## PROMPT
From the records below, copy the lines that include "point".

## Records from a data source
'''
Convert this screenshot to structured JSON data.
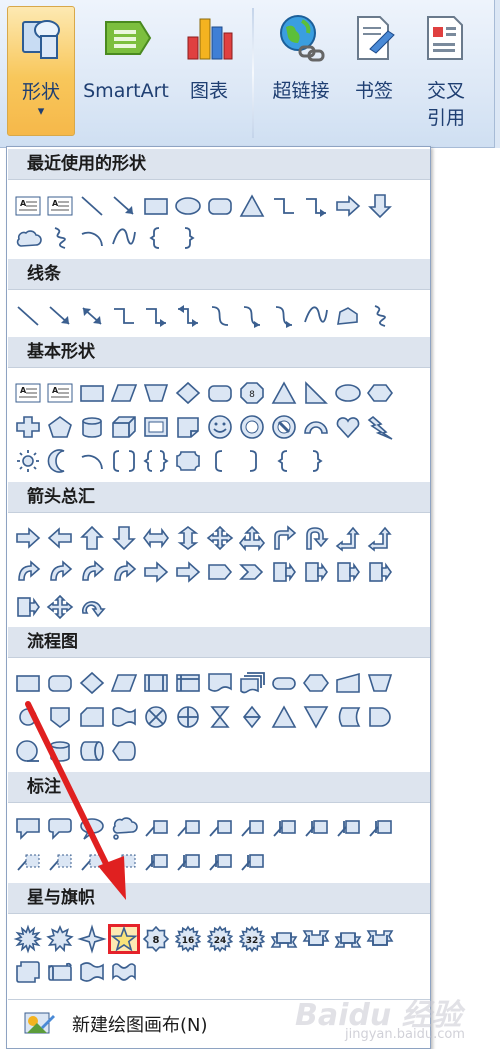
{
  "ribbon": {
    "buttons": [
      {
        "id": "shapes",
        "label": "形状",
        "icon": "shapes-icon",
        "active": true
      },
      {
        "id": "smartart",
        "label": "SmartArt",
        "icon": "smartart-icon"
      },
      {
        "id": "chart",
        "label": "图表",
        "icon": "chart-icon"
      },
      {
        "id": "hyperlink",
        "label": "超链接",
        "icon": "hyperlink-icon"
      },
      {
        "id": "bookmark",
        "label": "书签",
        "icon": "bookmark-icon"
      },
      {
        "id": "crossref",
        "label": "交叉\n引用",
        "icon": "cross-reference-icon"
      }
    ],
    "dropdown_arrow": "▾"
  },
  "menu": {
    "sections": [
      {
        "title": "最近使用的形状",
        "rows": [
          [
            "text-box",
            "vertical-text-box",
            "line",
            "arrow-line",
            "rectangle",
            "oval",
            "rounded-rectangle",
            "triangle",
            "elbow-connector",
            "elbow-arrow-connector",
            "right-arrow",
            "down-arrow"
          ],
          [
            "cloud-shape",
            "freeform-scribble",
            "arc",
            "curve",
            "left-brace",
            "right-brace"
          ]
        ]
      },
      {
        "title": "线条",
        "rows": [
          [
            "line",
            "arrow-line",
            "double-arrow-line",
            "elbow-connector",
            "elbow-arrow-connector",
            "elbow-double-arrow",
            "curved-connector",
            "curved-arrow-connector",
            "curved-double-arrow",
            "curve",
            "freeform",
            "scribble"
          ]
        ]
      },
      {
        "title": "基本形状",
        "rows": [
          [
            "text-box",
            "vertical-text-box",
            "rectangle",
            "parallelogram",
            "trapezoid",
            "diamond",
            "rounded-rectangle",
            "octagon",
            "isosceles-triangle",
            "right-triangle",
            "oval",
            "hexagon"
          ],
          [
            "cross",
            "pentagon",
            "can",
            "cube",
            "bevel",
            "folded-corner",
            "smiley-face",
            "donut",
            "no-symbol",
            "block-arc",
            "heart",
            "lightning-bolt"
          ],
          [
            "sun",
            "moon",
            "arc",
            "double-bracket",
            "double-brace",
            "plaque",
            "left-bracket",
            "right-bracket",
            "left-brace",
            "right-brace"
          ]
        ]
      },
      {
        "title": "箭头总汇",
        "rows": [
          [
            "right-arrow",
            "left-arrow",
            "up-arrow",
            "down-arrow",
            "left-right-arrow",
            "up-down-arrow",
            "quad-arrow",
            "left-right-up-arrow",
            "bent-arrow",
            "u-turn-arrow",
            "left-up-arrow",
            "bent-up-arrow"
          ],
          [
            "curved-right-arrow",
            "curved-left-arrow",
            "curved-up-arrow",
            "curved-down-arrow",
            "striped-right-arrow",
            "notched-right-arrow",
            "pentagon-arrow",
            "chevron",
            "right-arrow-callout",
            "down-arrow-callout",
            "left-arrow-callout",
            "up-arrow-callout"
          ],
          [
            "left-right-arrow-callout",
            "quad-arrow-callout",
            "circular-arrow"
          ]
        ]
      },
      {
        "title": "流程图",
        "rows": [
          [
            "process",
            "alternate-process",
            "decision",
            "data",
            "predefined-process",
            "internal-storage",
            "document",
            "multidocument",
            "terminator",
            "preparation",
            "manual-input",
            "manual-operation"
          ],
          [
            "connector",
            "off-page-connector",
            "card",
            "punched-tape",
            "summing-junction",
            "or",
            "collate",
            "sort",
            "extract",
            "merge",
            "stored-data",
            "delay"
          ],
          [
            "sequential-access-storage",
            "magnetic-disk",
            "direct-access-storage",
            "display"
          ]
        ]
      },
      {
        "title": "标注",
        "rows": [
          [
            "rectangular-callout",
            "rounded-callout",
            "oval-callout",
            "cloud-callout",
            "line-callout-1",
            "line-callout-2",
            "line-callout-3",
            "line-callout-4",
            "line-callout-1-accent",
            "line-callout-2-accent",
            "line-callout-3-accent",
            "line-callout-4-accent"
          ],
          [
            "line-callout-1-no-border",
            "line-callout-2-no-border",
            "line-callout-3-no-border",
            "line-callout-4-no-border",
            "line-callout-1-border-accent",
            "line-callout-2-border-accent",
            "line-callout-3-border-accent",
            "line-callout-4-border-accent"
          ]
        ]
      },
      {
        "title": "星与旗帜",
        "rows": [
          [
            "explosion-1",
            "explosion-2",
            "4-point-star",
            "5-point-star",
            "8-point-star",
            "16-point-star",
            "24-point-star",
            "32-point-star",
            "up-ribbon",
            "down-ribbon",
            "curved-up-ribbon",
            "curved-down-ribbon"
          ],
          [
            "vertical-scroll",
            "horizontal-scroll",
            "wave",
            "double-wave"
          ]
        ]
      }
    ],
    "highlighted_shape": "5-point-star",
    "star_labels": {
      "8": "8",
      "16": "16",
      "24": "24",
      "32": "32"
    },
    "footer": {
      "label": "新建绘图画布(N)",
      "icon": "new-drawing-canvas-icon"
    }
  },
  "watermark": {
    "brand": "Baidu 经验",
    "site": "jingyan.baidu.com"
  },
  "colors": {
    "accent_highlight": "#e5222a",
    "arrow": "#e02020",
    "shape_fill": "#dbe6f4",
    "shape_stroke": "#3b5f8f"
  }
}
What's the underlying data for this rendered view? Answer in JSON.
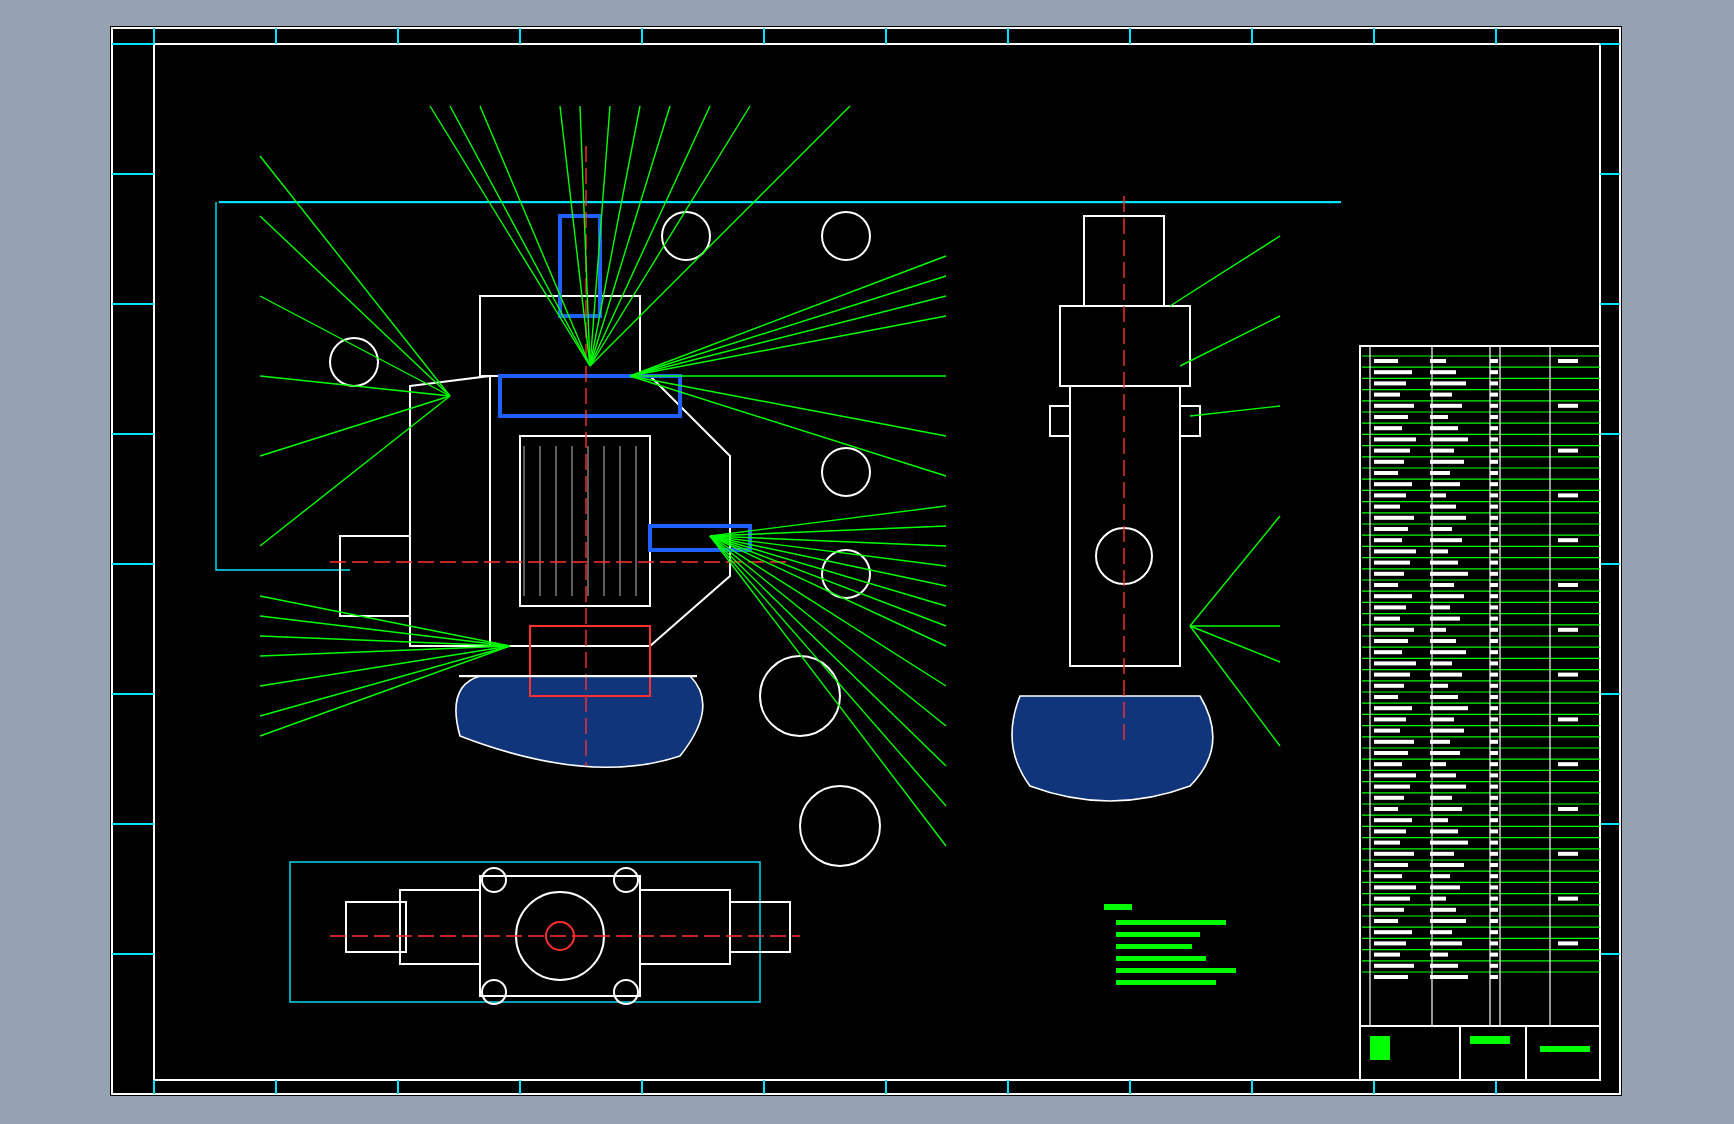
{
  "drawing_sheet": {
    "views": [
      {
        "kind": "section"
      },
      {
        "kind": "side"
      },
      {
        "kind": "plan"
      },
      {
        "kind": "notes"
      },
      {
        "kind": "parts_list"
      }
    ]
  }
}
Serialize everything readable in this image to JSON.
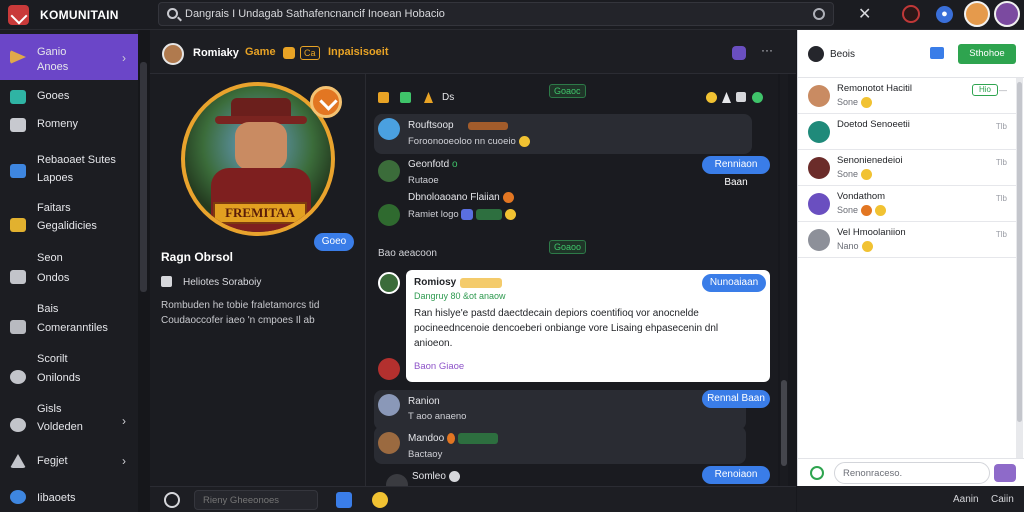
{
  "app": {
    "name": "KOMUNITAIN"
  },
  "search": {
    "placeholder": "Dangrais I Undagab Sathafencnancif Inoean Hobacio"
  },
  "sidebar": {
    "items": [
      {
        "l1": "Ganio",
        "l2": "Anoes",
        "active": true,
        "chev": "›"
      },
      {
        "l1": "Gooes",
        "l2": ""
      },
      {
        "l1": "Romeny",
        "l2": ""
      },
      {
        "l1": "Rebaoaet Sutes",
        "l2": "Lapoes"
      },
      {
        "l1": "Faitars",
        "l2": "Gegalidicies"
      },
      {
        "l1": "Seon",
        "l2": "Ondos"
      },
      {
        "l1": "Bais",
        "l2": "Comeranntiles"
      },
      {
        "l1": "Scorilt",
        "l2": "Onilonds"
      },
      {
        "l1": "Gisls",
        "l2": "Voldeden",
        "chev": "›"
      },
      {
        "l1": "Fegjet",
        "l2": "",
        "chev": "›"
      },
      {
        "l1": "Iibaoets",
        "l2": ""
      }
    ]
  },
  "chat": {
    "title": "Romiaky",
    "game_label": "Game",
    "subtitle": "Inpaisisoeit"
  },
  "profile": {
    "avatar_title": "FREMITAA",
    "follow_label": "Goeo",
    "name": "Ragn Obrsol",
    "handle": "Heliotes Soraboiy",
    "bio_1": "Rombuden he tobie fraletamorcs tid",
    "bio_2": "Coudaoccofer iaeo 'n cmpoes Il ab"
  },
  "feed": {
    "toolbar_text": "Ds",
    "center_tag_1": "Goaoc",
    "center_tag_2": "Goaoo",
    "section_label": "Bao aeacoon",
    "messages": [
      {
        "name": "Rouftsoop",
        "text": "Foroonooeoloo nn cuoeio"
      },
      {
        "name": "Geonfotd",
        "extra": "o",
        "text": "Rutaoe"
      },
      {
        "name": "Dbnoloaoano Flaiian",
        "text": "Ramiet logo"
      },
      {
        "name": "Romiosy",
        "handle": "Dangruy 80 &ot anaow",
        "body_1": "Ran hislye'e pastd daectdecain depiors coentifioq vor anocnelde",
        "body_2": "pocineedncenoie dencoeberi onbiange vore Lisaing ehpasecenin dnl",
        "body_3": "anioeon.",
        "link": "Baon Giaoe"
      },
      {
        "name": "Ranion",
        "text": "T aoo anaeno"
      },
      {
        "name": "Mandoo",
        "text": "Bactaoy"
      },
      {
        "name": "Somleo",
        "text": ""
      }
    ],
    "pill_labels": [
      "Renniaon Baan",
      "Nunoaiaan",
      "Rennal Baan",
      "Renoiaon Baan"
    ]
  },
  "bottom": {
    "input_placeholder": "Rieny Gheeonoes"
  },
  "right": {
    "title": "Beois",
    "action_label": "Sthohoe",
    "list": [
      {
        "name": "Remonotot Hacitil",
        "sub": "Sone",
        "time": "—",
        "badge": "Hio"
      },
      {
        "name": "Doetod Senoeetii",
        "sub": "",
        "time": "Tlb"
      },
      {
        "name": "Senonienedeioi",
        "sub": "Sone",
        "time": "Tlb"
      },
      {
        "name": "Vondathom",
        "sub": "Sone",
        "time": "Tlb"
      },
      {
        "name": "Vel Hmoolaniion",
        "sub": "Nano",
        "time": "Tlb"
      }
    ],
    "input_placeholder": "Renonraceso.",
    "footer_1": "Aanin",
    "footer_2": "Caiin"
  }
}
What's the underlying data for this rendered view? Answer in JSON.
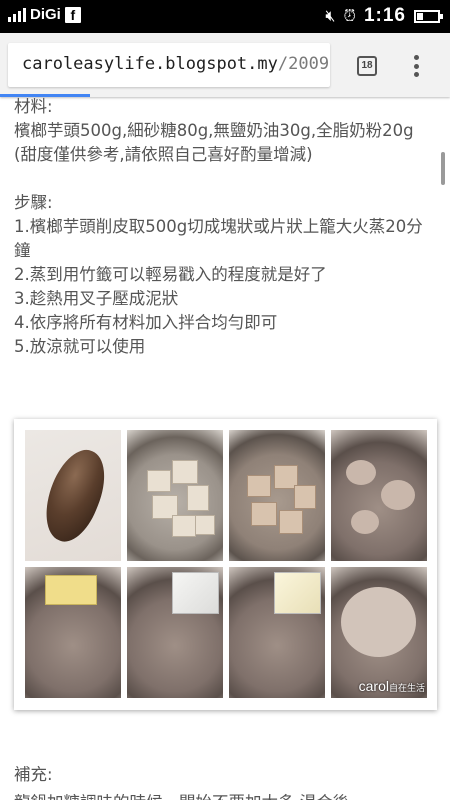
{
  "status_bar": {
    "carrier": "DiGi",
    "time": "1:16",
    "battery_level": 0.3,
    "icons": [
      "signal-icon",
      "facebook-icon",
      "mute-icon",
      "alarm-icon",
      "battery-icon"
    ]
  },
  "browser": {
    "url_domain": "caroleasylife.blogspot.my",
    "url_path": "/2009",
    "tab_count": "18",
    "accent_color": "#4285f4"
  },
  "article": {
    "ingredients_heading": "材料:",
    "ingredients": "檳榔芋頭500g,細砂糖80g,無鹽奶油30g,全脂奶粉20g",
    "sweetness_note": "(甜度僅供參考,請依照自己喜好酌量增減)",
    "steps_heading": "步驟:",
    "steps": [
      "1.檳榔芋頭削皮取500g切成塊狀或片狀上籠大火蒸20分鐘",
      "2.蒸到用竹籤可以輕易戳入的程度就是好了",
      "3.趁熱用叉子壓成泥狀",
      "4.依序將所有材料加入拌合均勻即可",
      "5.放涼就可以使用"
    ],
    "photo_watermark": "carol",
    "photo_watermark_small": "自在生活",
    "supplement_heading": "補充:",
    "supplement_cut": "龍鍋加糖調味的時候，開始不要加太多 湯合後"
  }
}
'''
## ANSWER BOX
            "4-point-star",
            "5-point-star",
            "8-point-star",
            "16-point-star",
            "24-point-star",
            "32-point-star",
    "highlighted_shape": "5-point-star",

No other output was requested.